The pic of me in a sport coat & bicycle motif tie is unusual because I very seldom wear a tie these days although I have over 300 ties with bicycle designs in my collection. During my bicycle industry career in the 1960s & 1970s I wore a tie almost every day.”

In Memoriam - HOWIE COHEN

Producer of the film, E.T., Kathleen Kennedy checks one of the bikes supplied by Howie Cohen.

“I was on the set/location once or twice during the filming of the movie. On one occasion, my youngest son, Randy Cohen, age 13, was also on location with my aunt Shirley Parrish there to be his guardian. Someone from the Studio asked my aunt if she would please drive my car during one of the scenes with Randy sitting as shotgun. She agreed; so both of them & my car are in one of the scenes for a split second.”

Three unpublished clips from my E.T. story-related interview with Howie Cohen:


“This is where I do my work (play) every day. The decor is all bicycle stuff as is the decor in the rest of our home. If you phone me I will point out some E.T. stuff which is included in the decor. There is also a large (huge) original painting of Marilyn Monroe posing as Lillian Russell with a gold bike (the original photo was taken by Richard Avedon).”

Howie daVinci

“Here is a pic of me taken earlier this year [2013] when I spend half of a day viewing the Leonardo da Vinci Exhibit which was shown in Denver for several weeks. I played tennis in the morning before going to the exhibit. You probably can’t notice the old bicycle on my t-shirt.”

The header image is a scanned copy of Howie’s 1982 Christmas card.


Bill Cunningham

by Emon Hassan on June 29, 2013

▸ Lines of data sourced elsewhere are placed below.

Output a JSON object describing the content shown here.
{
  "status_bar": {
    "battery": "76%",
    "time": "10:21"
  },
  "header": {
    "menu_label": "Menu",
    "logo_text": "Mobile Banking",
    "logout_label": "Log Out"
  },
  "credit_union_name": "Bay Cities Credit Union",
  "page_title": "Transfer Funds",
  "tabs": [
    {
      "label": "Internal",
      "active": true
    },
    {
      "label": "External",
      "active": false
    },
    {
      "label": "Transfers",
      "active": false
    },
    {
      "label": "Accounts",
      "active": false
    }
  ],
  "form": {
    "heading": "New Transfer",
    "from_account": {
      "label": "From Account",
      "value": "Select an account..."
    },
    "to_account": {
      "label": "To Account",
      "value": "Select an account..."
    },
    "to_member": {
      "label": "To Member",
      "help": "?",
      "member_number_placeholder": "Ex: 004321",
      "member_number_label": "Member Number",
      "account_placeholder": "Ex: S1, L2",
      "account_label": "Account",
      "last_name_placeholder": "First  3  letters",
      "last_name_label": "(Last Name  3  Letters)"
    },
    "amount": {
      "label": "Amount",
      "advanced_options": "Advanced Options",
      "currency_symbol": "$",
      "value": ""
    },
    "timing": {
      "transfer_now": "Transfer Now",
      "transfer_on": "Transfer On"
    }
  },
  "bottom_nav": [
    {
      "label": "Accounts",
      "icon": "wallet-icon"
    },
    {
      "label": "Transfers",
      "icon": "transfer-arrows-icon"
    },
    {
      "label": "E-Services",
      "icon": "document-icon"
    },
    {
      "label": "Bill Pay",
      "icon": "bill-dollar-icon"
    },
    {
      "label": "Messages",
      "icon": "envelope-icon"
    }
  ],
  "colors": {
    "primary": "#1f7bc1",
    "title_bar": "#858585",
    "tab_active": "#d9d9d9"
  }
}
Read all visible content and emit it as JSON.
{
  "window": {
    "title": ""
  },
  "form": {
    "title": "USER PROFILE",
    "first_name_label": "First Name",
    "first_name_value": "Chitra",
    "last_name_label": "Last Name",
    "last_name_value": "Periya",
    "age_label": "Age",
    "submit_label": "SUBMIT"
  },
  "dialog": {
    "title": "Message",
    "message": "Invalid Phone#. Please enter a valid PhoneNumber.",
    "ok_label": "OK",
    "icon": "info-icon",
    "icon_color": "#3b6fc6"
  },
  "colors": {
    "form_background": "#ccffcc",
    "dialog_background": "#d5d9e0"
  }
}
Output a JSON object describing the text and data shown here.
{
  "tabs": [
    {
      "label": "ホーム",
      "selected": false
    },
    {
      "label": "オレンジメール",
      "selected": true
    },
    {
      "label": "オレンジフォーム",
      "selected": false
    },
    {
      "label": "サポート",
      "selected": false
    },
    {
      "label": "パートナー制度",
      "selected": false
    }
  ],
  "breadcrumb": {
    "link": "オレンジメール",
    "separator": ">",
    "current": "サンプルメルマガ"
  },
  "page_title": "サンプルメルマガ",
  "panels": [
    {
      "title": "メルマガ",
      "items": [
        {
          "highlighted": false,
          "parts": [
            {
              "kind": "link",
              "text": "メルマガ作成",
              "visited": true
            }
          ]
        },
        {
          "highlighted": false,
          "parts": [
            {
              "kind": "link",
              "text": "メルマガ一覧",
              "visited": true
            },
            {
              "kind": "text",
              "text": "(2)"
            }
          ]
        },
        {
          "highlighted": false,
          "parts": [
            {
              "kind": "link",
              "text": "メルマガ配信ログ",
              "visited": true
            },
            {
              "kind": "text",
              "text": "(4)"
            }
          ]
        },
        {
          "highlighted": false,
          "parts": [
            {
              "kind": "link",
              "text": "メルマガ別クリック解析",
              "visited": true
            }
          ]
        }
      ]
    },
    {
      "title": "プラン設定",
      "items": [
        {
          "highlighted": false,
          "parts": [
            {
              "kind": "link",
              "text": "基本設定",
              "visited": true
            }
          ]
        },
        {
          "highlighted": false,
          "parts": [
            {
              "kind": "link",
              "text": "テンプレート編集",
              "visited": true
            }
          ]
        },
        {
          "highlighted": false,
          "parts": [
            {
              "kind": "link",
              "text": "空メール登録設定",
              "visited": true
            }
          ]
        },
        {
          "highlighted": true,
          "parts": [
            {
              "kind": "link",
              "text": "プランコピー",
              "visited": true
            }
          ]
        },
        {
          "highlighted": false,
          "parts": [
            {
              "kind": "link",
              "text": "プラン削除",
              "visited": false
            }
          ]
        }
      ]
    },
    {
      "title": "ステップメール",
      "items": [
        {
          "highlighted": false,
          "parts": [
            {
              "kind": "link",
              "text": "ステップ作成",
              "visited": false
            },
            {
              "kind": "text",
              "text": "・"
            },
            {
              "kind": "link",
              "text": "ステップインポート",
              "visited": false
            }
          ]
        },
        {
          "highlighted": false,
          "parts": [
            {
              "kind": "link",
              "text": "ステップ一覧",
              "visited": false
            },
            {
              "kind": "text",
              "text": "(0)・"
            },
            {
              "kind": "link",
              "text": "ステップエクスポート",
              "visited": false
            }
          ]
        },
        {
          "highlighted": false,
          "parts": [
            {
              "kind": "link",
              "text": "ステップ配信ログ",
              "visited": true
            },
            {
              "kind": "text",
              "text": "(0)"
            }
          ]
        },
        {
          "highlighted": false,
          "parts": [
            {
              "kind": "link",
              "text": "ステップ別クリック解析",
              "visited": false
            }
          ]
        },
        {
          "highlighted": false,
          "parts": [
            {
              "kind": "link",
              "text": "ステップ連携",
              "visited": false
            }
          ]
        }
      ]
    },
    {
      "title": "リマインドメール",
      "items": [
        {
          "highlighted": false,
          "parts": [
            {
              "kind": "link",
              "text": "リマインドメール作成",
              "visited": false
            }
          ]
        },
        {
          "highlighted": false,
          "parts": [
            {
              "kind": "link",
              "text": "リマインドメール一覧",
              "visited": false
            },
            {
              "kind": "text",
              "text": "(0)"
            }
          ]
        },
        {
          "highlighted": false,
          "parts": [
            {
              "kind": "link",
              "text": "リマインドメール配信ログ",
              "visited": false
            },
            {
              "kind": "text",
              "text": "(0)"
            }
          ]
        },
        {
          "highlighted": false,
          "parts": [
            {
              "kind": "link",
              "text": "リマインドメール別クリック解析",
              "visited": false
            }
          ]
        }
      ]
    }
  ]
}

When you wake up each morning and wonder what to photograph, what to do with your career as a photographer, what you don’t have to become the photographer you want to be – this man is out there just doing what he loves to do the most.


Can’t make it to this year’s parade. Coney Island’s had a difficult year and wish them all the best!


The Escape

by Emon Hassan on June 16, 2013



Commuters VIII

by Emon Hassan on May 10, 2013



Commuters VII

by Emon Hassan on May 10, 2013



It Was You

by Emon Hassan on May 8, 2013



Meet The Author

by Emon Hassan on April 26, 2013



Lady Among the Trees

by Emon Hassan on April 26, 2013